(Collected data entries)
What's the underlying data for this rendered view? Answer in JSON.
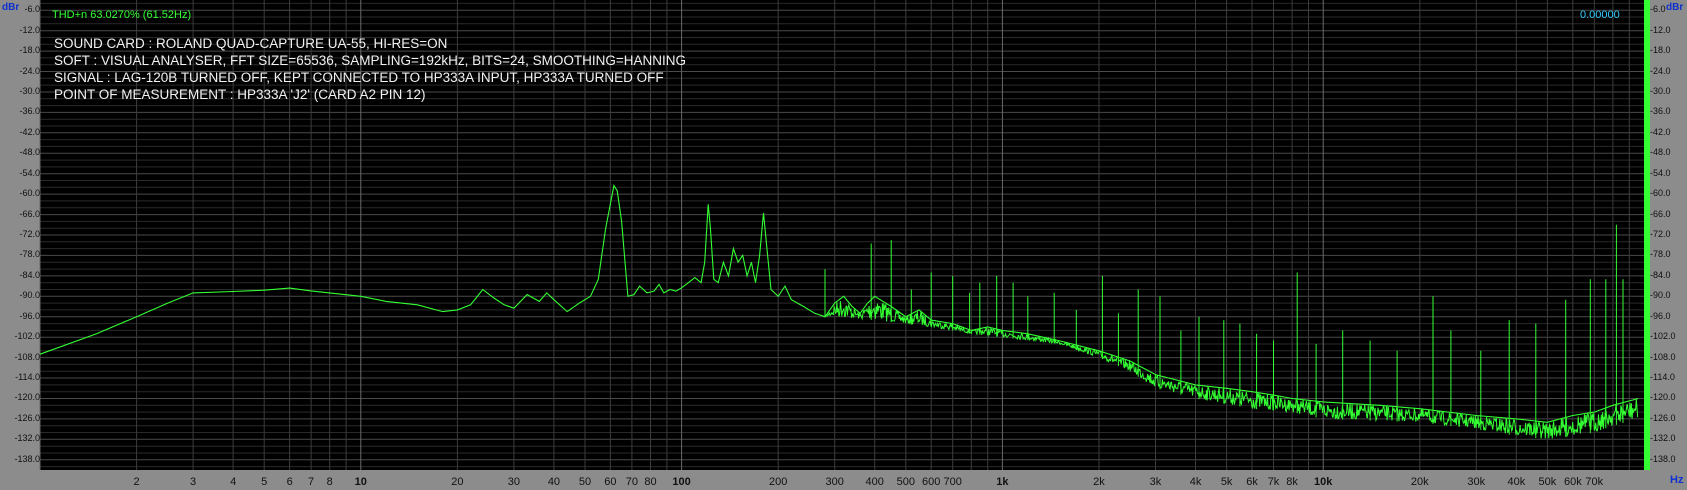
{
  "header": {
    "y_unit_left": "dBr",
    "y_unit_right": "dBr",
    "x_unit": "Hz",
    "thd_readout": "THD+n 63.0270% (61.52Hz)",
    "value_readout": "0.00000"
  },
  "annotations": [
    "SOUND CARD : ROLAND QUAD-CAPTURE UA-55, HI-RES=ON",
    "SOFT : VISUAL ANALYSER, FFT SIZE=65536, SAMPLING=192kHz, BITS=24, SMOOTHING=HANNING",
    "SIGNAL : LAG-120B TURNED OFF, KEPT CONNECTED TO HP333A INPUT, HP333A TURNED OFF",
    "POINT OF MEASUREMENT : HP333A 'J2' (CARD A2 PIN 12)"
  ],
  "colors": {
    "background": "#000000",
    "grid": "#3c3c3c",
    "trace": "#33ff33",
    "level_bar": "#33ff33",
    "panel": "#8c8c8c"
  },
  "chart_data": {
    "type": "line",
    "title": "",
    "xlabel": "Hz",
    "ylabel": "dBr",
    "x_scale": "log",
    "xlim": [
      1,
      100000
    ],
    "ylim": [
      -141,
      -3
    ],
    "grid": true,
    "y_ticks": [
      "-6.0",
      "-12.0",
      "-18.0",
      "-24.0",
      "-30.0",
      "-36.0",
      "-42.0",
      "-48.0",
      "-54.0",
      "-60.0",
      "-66.0",
      "-72.0",
      "-78.0",
      "-84.0",
      "-90.0",
      "-96.0",
      "-102.0",
      "-108.0",
      "-114.0",
      "-120.0",
      "-126.0",
      "-132.0",
      "-138.0"
    ],
    "x_ticks": [
      {
        "label": "2",
        "value": 2
      },
      {
        "label": "3",
        "value": 3
      },
      {
        "label": "4",
        "value": 4
      },
      {
        "label": "5",
        "value": 5
      },
      {
        "label": "6",
        "value": 6
      },
      {
        "label": "7",
        "value": 7
      },
      {
        "label": "8",
        "value": 8
      },
      {
        "label": "10",
        "value": 10,
        "major": true
      },
      {
        "label": "20",
        "value": 20
      },
      {
        "label": "30",
        "value": 30
      },
      {
        "label": "40",
        "value": 40
      },
      {
        "label": "50",
        "value": 50
      },
      {
        "label": "60",
        "value": 60
      },
      {
        "label": "70",
        "value": 70
      },
      {
        "label": "80",
        "value": 80
      },
      {
        "label": "100",
        "value": 100,
        "major": true
      },
      {
        "label": "200",
        "value": 200
      },
      {
        "label": "300",
        "value": 300
      },
      {
        "label": "400",
        "value": 400
      },
      {
        "label": "500",
        "value": 500
      },
      {
        "label": "600",
        "value": 600
      },
      {
        "label": "700",
        "value": 700
      },
      {
        "label": "1k",
        "value": 1000,
        "major": true
      },
      {
        "label": "2k",
        "value": 2000
      },
      {
        "label": "3k",
        "value": 3000
      },
      {
        "label": "4k",
        "value": 4000
      },
      {
        "label": "5k",
        "value": 5000
      },
      {
        "label": "6k",
        "value": 6000
      },
      {
        "label": "7k",
        "value": 7000
      },
      {
        "label": "8k",
        "value": 8000
      },
      {
        "label": "10k",
        "value": 10000,
        "major": true
      },
      {
        "label": "20k",
        "value": 20000
      },
      {
        "label": "30k",
        "value": 30000
      },
      {
        "label": "40k",
        "value": 40000
      },
      {
        "label": "50k",
        "value": 50000
      },
      {
        "label": "60k",
        "value": 60000
      },
      {
        "label": "70k",
        "value": 70000
      }
    ],
    "series": [
      {
        "points": [
          [
            1,
            -107
          ],
          [
            1.5,
            -101
          ],
          [
            2,
            -96
          ],
          [
            2.5,
            -92
          ],
          [
            3,
            -89
          ],
          [
            4,
            -88.6
          ],
          [
            5,
            -88.2
          ],
          [
            6,
            -87.6
          ],
          [
            7,
            -88.4
          ],
          [
            8,
            -89
          ],
          [
            10,
            -90
          ],
          [
            12,
            -91.5
          ],
          [
            15,
            -92.5
          ],
          [
            18,
            -94.5
          ],
          [
            20,
            -94
          ],
          [
            22,
            -92.5
          ],
          [
            24,
            -88
          ],
          [
            26,
            -90.5
          ],
          [
            28,
            -92.5
          ],
          [
            30,
            -93.5
          ],
          [
            33,
            -89.5
          ],
          [
            36,
            -91.5
          ],
          [
            38,
            -89
          ],
          [
            40,
            -91
          ],
          [
            44,
            -94.5
          ],
          [
            48,
            -92
          ],
          [
            52,
            -90
          ],
          [
            55,
            -85
          ],
          [
            58,
            -70
          ],
          [
            61.5,
            -57.5
          ],
          [
            63,
            -59
          ],
          [
            65,
            -68
          ],
          [
            68,
            -90
          ],
          [
            71,
            -89.5
          ],
          [
            74,
            -87
          ],
          [
            78,
            -89
          ],
          [
            82,
            -88.5
          ],
          [
            85,
            -86.5
          ],
          [
            88,
            -89
          ],
          [
            92,
            -88
          ],
          [
            96,
            -88.5
          ],
          [
            100,
            -87.5
          ],
          [
            105,
            -86
          ],
          [
            110,
            -84.5
          ],
          [
            115,
            -86
          ],
          [
            118,
            -80
          ],
          [
            121,
            -63
          ],
          [
            123,
            -70
          ],
          [
            126,
            -85
          ],
          [
            130,
            -86
          ],
          [
            135,
            -80
          ],
          [
            140,
            -84
          ],
          [
            145,
            -76
          ],
          [
            150,
            -80
          ],
          [
            155,
            -78
          ],
          [
            160,
            -84
          ],
          [
            165,
            -80
          ],
          [
            170,
            -86
          ],
          [
            175,
            -78
          ],
          [
            180,
            -65.5
          ],
          [
            184,
            -75
          ],
          [
            190,
            -88
          ],
          [
            200,
            -90
          ],
          [
            210,
            -87
          ],
          [
            220,
            -91
          ],
          [
            240,
            -93
          ],
          [
            260,
            -95
          ],
          [
            280,
            -96
          ],
          [
            300,
            -92
          ],
          [
            320,
            -90
          ],
          [
            340,
            -93
          ],
          [
            360,
            -95
          ],
          [
            380,
            -92
          ],
          [
            400,
            -90
          ],
          [
            450,
            -93
          ],
          [
            500,
            -96
          ],
          [
            550,
            -94
          ],
          [
            600,
            -97
          ],
          [
            700,
            -98
          ],
          [
            800,
            -100
          ],
          [
            900,
            -99
          ],
          [
            1000,
            -100
          ],
          [
            1200,
            -101
          ],
          [
            1500,
            -103
          ],
          [
            2000,
            -106
          ],
          [
            2500,
            -109
          ],
          [
            3000,
            -113
          ],
          [
            4000,
            -116
          ],
          [
            5000,
            -117
          ],
          [
            6000,
            -118
          ],
          [
            7000,
            -119
          ],
          [
            8000,
            -120
          ],
          [
            10000,
            -121
          ],
          [
            15000,
            -122
          ],
          [
            20000,
            -123
          ],
          [
            30000,
            -125
          ],
          [
            40000,
            -126
          ],
          [
            50000,
            -127
          ],
          [
            60000,
            -125
          ],
          [
            70000,
            -124
          ],
          [
            80000,
            -122
          ],
          [
            96000,
            -120
          ]
        ]
      }
    ],
    "spikes": [
      [
        280,
        -82
      ],
      [
        390,
        -74.5
      ],
      [
        450,
        -73.5
      ],
      [
        520,
        -88
      ],
      [
        600,
        -83
      ],
      [
        700,
        -84
      ],
      [
        790,
        -89
      ],
      [
        850,
        -86
      ],
      [
        960,
        -84
      ],
      [
        1080,
        -86
      ],
      [
        1200,
        -90
      ],
      [
        1450,
        -89
      ],
      [
        1700,
        -94
      ],
      [
        2050,
        -84
      ],
      [
        2300,
        -95
      ],
      [
        2650,
        -88
      ],
      [
        3100,
        -90
      ],
      [
        3600,
        -100
      ],
      [
        4100,
        -96
      ],
      [
        4900,
        -97
      ],
      [
        5500,
        -98
      ],
      [
        6200,
        -101
      ],
      [
        7000,
        -103
      ],
      [
        8300,
        -83
      ],
      [
        9500,
        -104
      ],
      [
        11500,
        -100
      ],
      [
        14000,
        -103
      ],
      [
        17000,
        -106
      ],
      [
        22000,
        -90
      ],
      [
        25000,
        -100
      ],
      [
        31000,
        -106
      ],
      [
        38000,
        -97
      ],
      [
        46000,
        -98
      ],
      [
        57000,
        -91
      ],
      [
        68000,
        -85
      ],
      [
        76000,
        -85
      ],
      [
        82000,
        -69
      ],
      [
        86000,
        -85
      ]
    ],
    "noise_floor": [
      [
        280,
        -96
      ],
      [
        400,
        -97
      ],
      [
        600,
        -99
      ],
      [
        800,
        -101
      ],
      [
        1000,
        -102
      ],
      [
        1500,
        -104
      ],
      [
        2000,
        -108
      ],
      [
        2500,
        -112
      ],
      [
        3000,
        -117
      ],
      [
        4000,
        -120
      ],
      [
        6000,
        -123
      ],
      [
        8000,
        -124
      ],
      [
        10000,
        -126
      ],
      [
        20000,
        -127
      ],
      [
        30000,
        -129
      ],
      [
        40000,
        -131
      ],
      [
        50000,
        -132
      ],
      [
        60000,
        -131
      ],
      [
        70000,
        -130
      ],
      [
        80000,
        -128
      ],
      [
        96000,
        -126
      ]
    ]
  }
}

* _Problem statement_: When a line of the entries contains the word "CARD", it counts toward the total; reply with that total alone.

* _Reply_: 2